-------- Provided data --------
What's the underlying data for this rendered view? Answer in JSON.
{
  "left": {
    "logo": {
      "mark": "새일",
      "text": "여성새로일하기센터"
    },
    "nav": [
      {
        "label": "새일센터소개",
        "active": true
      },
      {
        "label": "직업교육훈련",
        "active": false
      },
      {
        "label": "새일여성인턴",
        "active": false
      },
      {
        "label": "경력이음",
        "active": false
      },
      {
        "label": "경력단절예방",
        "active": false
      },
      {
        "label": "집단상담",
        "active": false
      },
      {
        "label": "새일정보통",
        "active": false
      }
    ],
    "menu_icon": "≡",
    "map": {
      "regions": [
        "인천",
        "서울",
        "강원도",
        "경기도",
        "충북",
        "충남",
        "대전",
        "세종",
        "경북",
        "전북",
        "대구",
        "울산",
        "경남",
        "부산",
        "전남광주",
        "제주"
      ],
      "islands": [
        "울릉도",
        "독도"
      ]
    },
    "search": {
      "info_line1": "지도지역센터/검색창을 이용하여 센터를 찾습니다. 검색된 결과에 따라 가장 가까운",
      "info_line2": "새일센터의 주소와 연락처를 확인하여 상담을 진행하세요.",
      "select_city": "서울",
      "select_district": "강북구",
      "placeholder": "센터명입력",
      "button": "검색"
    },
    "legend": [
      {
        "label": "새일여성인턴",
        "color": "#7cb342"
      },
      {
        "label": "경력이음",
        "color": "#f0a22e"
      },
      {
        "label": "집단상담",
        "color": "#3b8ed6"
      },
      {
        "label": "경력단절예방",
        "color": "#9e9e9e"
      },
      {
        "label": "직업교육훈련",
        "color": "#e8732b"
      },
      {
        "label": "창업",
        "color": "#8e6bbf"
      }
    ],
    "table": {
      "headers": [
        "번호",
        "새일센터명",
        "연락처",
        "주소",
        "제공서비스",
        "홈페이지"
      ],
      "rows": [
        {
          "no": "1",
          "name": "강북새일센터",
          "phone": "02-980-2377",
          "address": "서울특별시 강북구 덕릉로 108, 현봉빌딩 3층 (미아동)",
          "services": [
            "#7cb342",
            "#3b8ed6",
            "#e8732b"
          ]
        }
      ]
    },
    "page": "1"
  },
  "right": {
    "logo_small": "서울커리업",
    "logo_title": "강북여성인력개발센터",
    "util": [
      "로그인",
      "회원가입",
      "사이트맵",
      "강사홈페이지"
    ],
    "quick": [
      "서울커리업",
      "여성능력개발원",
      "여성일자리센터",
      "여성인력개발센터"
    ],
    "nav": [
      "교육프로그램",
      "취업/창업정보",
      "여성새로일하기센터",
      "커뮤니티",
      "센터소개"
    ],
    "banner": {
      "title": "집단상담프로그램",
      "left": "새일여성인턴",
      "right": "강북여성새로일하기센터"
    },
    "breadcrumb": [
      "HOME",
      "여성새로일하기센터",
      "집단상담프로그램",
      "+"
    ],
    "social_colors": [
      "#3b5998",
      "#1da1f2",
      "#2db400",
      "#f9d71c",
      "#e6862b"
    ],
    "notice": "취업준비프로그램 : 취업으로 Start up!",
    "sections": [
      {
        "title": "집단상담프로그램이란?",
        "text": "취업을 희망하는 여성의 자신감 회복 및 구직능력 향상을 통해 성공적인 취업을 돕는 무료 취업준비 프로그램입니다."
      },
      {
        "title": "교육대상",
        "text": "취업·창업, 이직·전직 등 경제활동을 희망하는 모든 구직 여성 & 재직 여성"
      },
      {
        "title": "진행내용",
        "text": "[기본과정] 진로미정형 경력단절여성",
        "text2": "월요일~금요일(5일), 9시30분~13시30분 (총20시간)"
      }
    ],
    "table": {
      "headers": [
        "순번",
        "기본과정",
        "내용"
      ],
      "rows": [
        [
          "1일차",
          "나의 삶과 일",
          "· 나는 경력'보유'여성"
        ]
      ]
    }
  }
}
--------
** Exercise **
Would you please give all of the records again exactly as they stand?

** Solution **
What's the underlying data for this rendered view? Answer in JSON.
{
  "left": {
    "logo": {
      "mark": "새일",
      "text": "여성새로일하기센터"
    },
    "nav": [
      {
        "label": "새일센터소개",
        "active": true
      },
      {
        "label": "직업교육훈련",
        "active": false
      },
      {
        "label": "새일여성인턴",
        "active": false
      },
      {
        "label": "경력이음",
        "active": false
      },
      {
        "label": "경력단절예방",
        "active": false
      },
      {
        "label": "집단상담",
        "active": false
      },
      {
        "label": "새일정보통",
        "active": false
      }
    ],
    "menu_icon": "≡",
    "map": {
      "regions": [
        "인천",
        "서울",
        "강원도",
        "경기도",
        "충북",
        "충남",
        "대전",
        "세종",
        "경북",
        "전북",
        "대구",
        "울산",
        "경남",
        "부산",
        "전남광주",
        "제주"
      ],
      "islands": [
        "울릉도",
        "독도"
      ]
    },
    "search": {
      "info_line1": "지도지역센터/검색창을 이용하여 센터를 찾습니다. 검색된 결과에 따라 가장 가까운",
      "info_line2": "새일센터의 주소와 연락처를 확인하여 상담을 진행하세요.",
      "select_city": "서울",
      "select_district": "강북구",
      "placeholder": "센터명입력",
      "button": "검색"
    },
    "legend": [
      {
        "label": "새일여성인턴",
        "color": "#7cb342"
      },
      {
        "label": "경력이음",
        "color": "#f0a22e"
      },
      {
        "label": "집단상담",
        "color": "#3b8ed6"
      },
      {
        "label": "경력단절예방",
        "color": "#9e9e9e"
      },
      {
        "label": "직업교육훈련",
        "color": "#e8732b"
      },
      {
        "label": "창업",
        "color": "#8e6bbf"
      }
    ],
    "table": {
      "headers": [
        "번호",
        "새일센터명",
        "연락처",
        "주소",
        "제공서비스",
        "홈페이지"
      ],
      "rows": [
        {
          "no": "1",
          "name": "강북새일센터",
          "phone": "02-980-2377",
          "address": "서울특별시 강북구 덕릉로 108, 현봉빌딩 3층 (미아동)",
          "services": [
            "#7cb342",
            "#3b8ed6",
            "#e8732b"
          ]
        }
      ]
    },
    "page": "1"
  },
  "right": {
    "logo_small": "서울커리업",
    "logo_title": "강북여성인력개발센터",
    "util": [
      "로그인",
      "회원가입",
      "사이트맵",
      "강사홈페이지"
    ],
    "quick": [
      "서울커리업",
      "여성능력개발원",
      "여성일자리센터",
      "여성인력개발센터"
    ],
    "nav": [
      "교육프로그램",
      "취업/창업정보",
      "여성새로일하기센터",
      "커뮤니티",
      "센터소개"
    ],
    "banner": {
      "title": "집단상담프로그램",
      "left": "새일여성인턴",
      "right": "강북여성새로일하기센터"
    },
    "breadcrumb": [
      "HOME",
      "여성새로일하기센터",
      "집단상담프로그램",
      "+"
    ],
    "social_colors": [
      "#3b5998",
      "#1da1f2",
      "#2db400",
      "#f9d71c",
      "#e6862b"
    ],
    "notice": "취업준비프로그램 : 취업으로 Start up!",
    "sections": [
      {
        "title": "집단상담프로그램이란?",
        "text": "취업을 희망하는 여성의 자신감 회복 및 구직능력 향상을 통해 성공적인 취업을 돕는 무료 취업준비 프로그램입니다."
      },
      {
        "title": "교육대상",
        "text": "취업·창업, 이직·전직 등 경제활동을 희망하는 모든 구직 여성 & 재직 여성"
      },
      {
        "title": "진행내용",
        "text": "[기본과정] 진로미정형 경력단절여성",
        "text2": "월요일~금요일(5일), 9시30분~13시30분 (총20시간)"
      }
    ],
    "table": {
      "headers": [
        "순번",
        "기본과정",
        "내용"
      ],
      "rows": [
        [
          "1일차",
          "나의 삶과 일",
          "· 나는 경력'보유'여성"
        ]
      ]
    }
  }
}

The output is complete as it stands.